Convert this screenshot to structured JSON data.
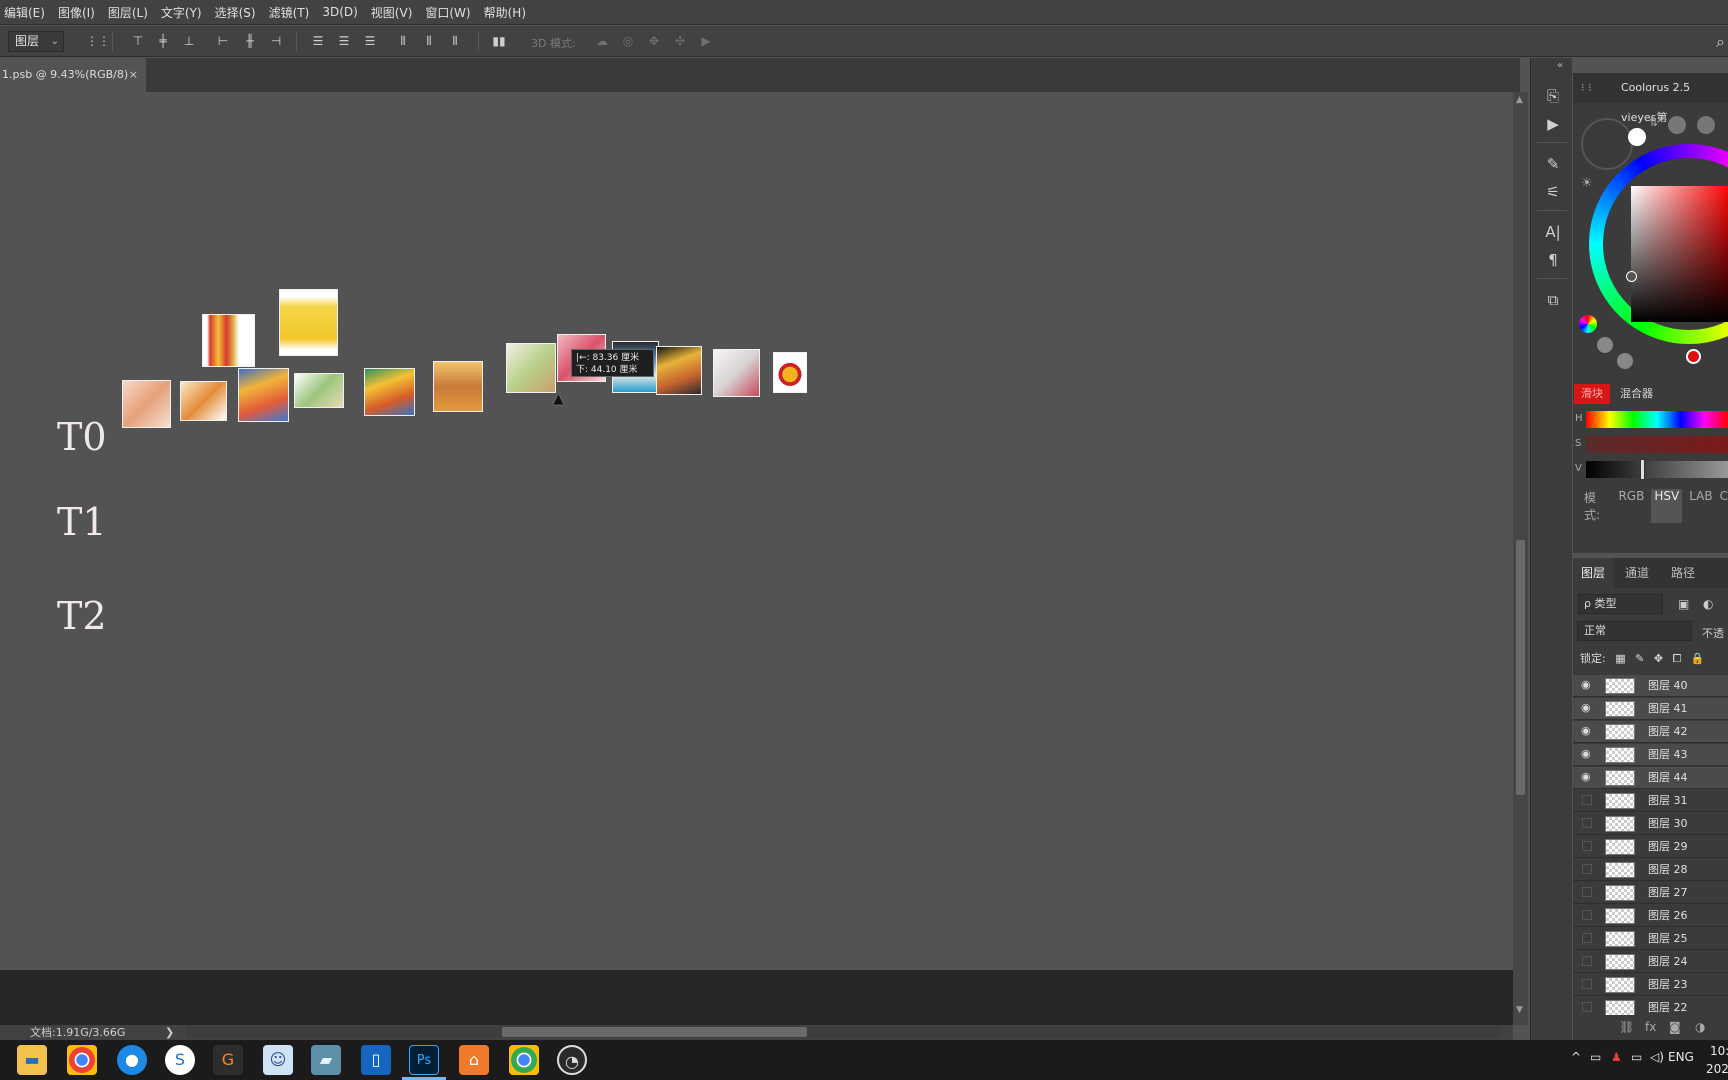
{
  "menu": [
    "编辑(E)",
    "图像(I)",
    "图层(L)",
    "文字(Y)",
    "选择(S)",
    "滤镜(T)",
    "3D(D)",
    "视图(V)",
    "窗口(W)",
    "帮助(H)"
  ],
  "options": {
    "auto_select_target": "图层",
    "mode_3d_label": "3D 模式:"
  },
  "document": {
    "tab_title": "1.psb @ 9.43%(RGB/8)",
    "close_glyph": "×"
  },
  "canvas": {
    "labels": [
      "T0",
      "T1",
      "T2"
    ],
    "tooltip_line1": "|←: 83.36 厘米",
    "tooltip_line2": "下: 44.10 厘米"
  },
  "status": {
    "doc_size": "文档:1.91G/3.66G"
  },
  "color_panel": {
    "title": "Coolorus 2.5 vieyes第",
    "tab_slider": "滑块",
    "tab_mixer": "混合器",
    "slider_labels": [
      "H",
      "S",
      "V"
    ],
    "mode_label": "模式:",
    "modes": [
      "RGB",
      "HSV",
      "LAB",
      "C"
    ],
    "accent": "#d81616"
  },
  "layers_panel": {
    "tabs": [
      "图层",
      "通道",
      "路径"
    ],
    "filter": "ρ 类型",
    "blend_mode": "正常",
    "opacity_label": "不透",
    "lock_label": "锁定:",
    "layers": [
      {
        "name": "图层 40",
        "visible": true
      },
      {
        "name": "图层 41",
        "visible": true
      },
      {
        "name": "图层 42",
        "visible": true
      },
      {
        "name": "图层 43",
        "visible": true
      },
      {
        "name": "图层 44",
        "visible": true
      },
      {
        "name": "图层 31",
        "visible": false
      },
      {
        "name": "图层 30",
        "visible": false
      },
      {
        "name": "图层 29",
        "visible": false
      },
      {
        "name": "图层 28",
        "visible": false
      },
      {
        "name": "图层 27",
        "visible": false
      },
      {
        "name": "图层 26",
        "visible": false
      },
      {
        "name": "图层 25",
        "visible": false
      },
      {
        "name": "图层 24",
        "visible": false
      },
      {
        "name": "图层 23",
        "visible": false
      },
      {
        "name": "图层 22",
        "visible": false
      }
    ]
  },
  "taskbar": {
    "apps": [
      "file-explorer",
      "chrome",
      "app-blue",
      "sogou",
      "grammarly",
      "game-app",
      "notes-app",
      "tablet-app",
      "photoshop",
      "shop-app",
      "chrome-profile",
      "obs"
    ],
    "tray_lang": "ENG",
    "clock_time": "10:",
    "clock_date": "202"
  }
}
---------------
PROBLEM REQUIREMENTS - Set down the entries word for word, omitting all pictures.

WRITTEN ANSWER -
Convert this screenshot to structured JSON data.
{
  "menu": [
    "编辑(E)",
    "图像(I)",
    "图层(L)",
    "文字(Y)",
    "选择(S)",
    "滤镜(T)",
    "3D(D)",
    "视图(V)",
    "窗口(W)",
    "帮助(H)"
  ],
  "options": {
    "auto_select_target": "图层",
    "mode_3d_label": "3D 模式:"
  },
  "document": {
    "tab_title": "1.psb @ 9.43%(RGB/8)",
    "close_glyph": "×"
  },
  "canvas": {
    "labels": [
      "T0",
      "T1",
      "T2"
    ],
    "tooltip_line1": "|←: 83.36 厘米",
    "tooltip_line2": "下: 44.10 厘米"
  },
  "status": {
    "doc_size": "文档:1.91G/3.66G"
  },
  "color_panel": {
    "title": "Coolorus 2.5 vieyes第",
    "tab_slider": "滑块",
    "tab_mixer": "混合器",
    "slider_labels": [
      "H",
      "S",
      "V"
    ],
    "mode_label": "模式:",
    "modes": [
      "RGB",
      "HSV",
      "LAB",
      "C"
    ],
    "accent": "#d81616"
  },
  "layers_panel": {
    "tabs": [
      "图层",
      "通道",
      "路径"
    ],
    "filter": "ρ 类型",
    "blend_mode": "正常",
    "opacity_label": "不透",
    "lock_label": "锁定:",
    "layers": [
      {
        "name": "图层 40",
        "visible": true
      },
      {
        "name": "图层 41",
        "visible": true
      },
      {
        "name": "图层 42",
        "visible": true
      },
      {
        "name": "图层 43",
        "visible": true
      },
      {
        "name": "图层 44",
        "visible": true
      },
      {
        "name": "图层 31",
        "visible": false
      },
      {
        "name": "图层 30",
        "visible": false
      },
      {
        "name": "图层 29",
        "visible": false
      },
      {
        "name": "图层 28",
        "visible": false
      },
      {
        "name": "图层 27",
        "visible": false
      },
      {
        "name": "图层 26",
        "visible": false
      },
      {
        "name": "图层 25",
        "visible": false
      },
      {
        "name": "图层 24",
        "visible": false
      },
      {
        "name": "图层 23",
        "visible": false
      },
      {
        "name": "图层 22",
        "visible": false
      }
    ]
  },
  "taskbar": {
    "apps": [
      "file-explorer",
      "chrome",
      "app-blue",
      "sogou",
      "grammarly",
      "game-app",
      "notes-app",
      "tablet-app",
      "photoshop",
      "shop-app",
      "chrome-profile",
      "obs"
    ],
    "tray_lang": "ENG",
    "clock_time": "10:",
    "clock_date": "202"
  }
}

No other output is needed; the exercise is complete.